Component data from apps and pages:
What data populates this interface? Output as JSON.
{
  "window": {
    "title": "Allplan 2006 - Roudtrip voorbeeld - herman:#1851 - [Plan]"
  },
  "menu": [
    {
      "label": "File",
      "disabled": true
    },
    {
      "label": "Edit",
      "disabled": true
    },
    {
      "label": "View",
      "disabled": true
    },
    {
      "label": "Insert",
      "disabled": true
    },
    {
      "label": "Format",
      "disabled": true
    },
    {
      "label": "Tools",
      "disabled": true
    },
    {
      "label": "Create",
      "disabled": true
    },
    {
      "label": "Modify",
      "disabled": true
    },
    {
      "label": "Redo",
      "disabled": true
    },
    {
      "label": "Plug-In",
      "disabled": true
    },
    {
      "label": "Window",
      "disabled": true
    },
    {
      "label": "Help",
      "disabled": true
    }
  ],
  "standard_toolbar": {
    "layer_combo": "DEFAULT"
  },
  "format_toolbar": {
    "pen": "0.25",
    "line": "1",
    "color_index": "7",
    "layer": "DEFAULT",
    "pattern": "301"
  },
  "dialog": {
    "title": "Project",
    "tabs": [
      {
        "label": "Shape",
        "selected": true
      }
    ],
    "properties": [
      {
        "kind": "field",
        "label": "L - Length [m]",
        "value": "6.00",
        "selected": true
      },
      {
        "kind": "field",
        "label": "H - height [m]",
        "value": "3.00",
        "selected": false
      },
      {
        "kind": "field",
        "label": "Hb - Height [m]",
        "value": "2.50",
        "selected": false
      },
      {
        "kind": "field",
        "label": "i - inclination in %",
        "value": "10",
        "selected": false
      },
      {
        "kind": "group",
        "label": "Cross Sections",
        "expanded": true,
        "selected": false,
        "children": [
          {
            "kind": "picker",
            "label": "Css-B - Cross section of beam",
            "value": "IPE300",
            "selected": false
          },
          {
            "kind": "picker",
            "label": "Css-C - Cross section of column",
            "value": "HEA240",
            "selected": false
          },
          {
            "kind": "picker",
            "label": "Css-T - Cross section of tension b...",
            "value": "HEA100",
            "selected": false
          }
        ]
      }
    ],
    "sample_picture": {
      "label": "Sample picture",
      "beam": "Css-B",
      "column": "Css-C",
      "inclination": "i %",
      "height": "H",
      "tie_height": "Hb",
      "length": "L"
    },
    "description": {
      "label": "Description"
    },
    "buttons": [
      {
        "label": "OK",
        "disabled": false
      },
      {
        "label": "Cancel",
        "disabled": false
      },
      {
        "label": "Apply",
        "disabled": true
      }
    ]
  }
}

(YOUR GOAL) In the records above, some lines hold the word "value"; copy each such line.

(EXERCISE ANSWER)
        "value": "6.00",
        "value": "3.00",
        "value": "2.50",
        "value": "10",
            "value": "IPE300",
            "value": "HEA240",
            "value": "HEA100",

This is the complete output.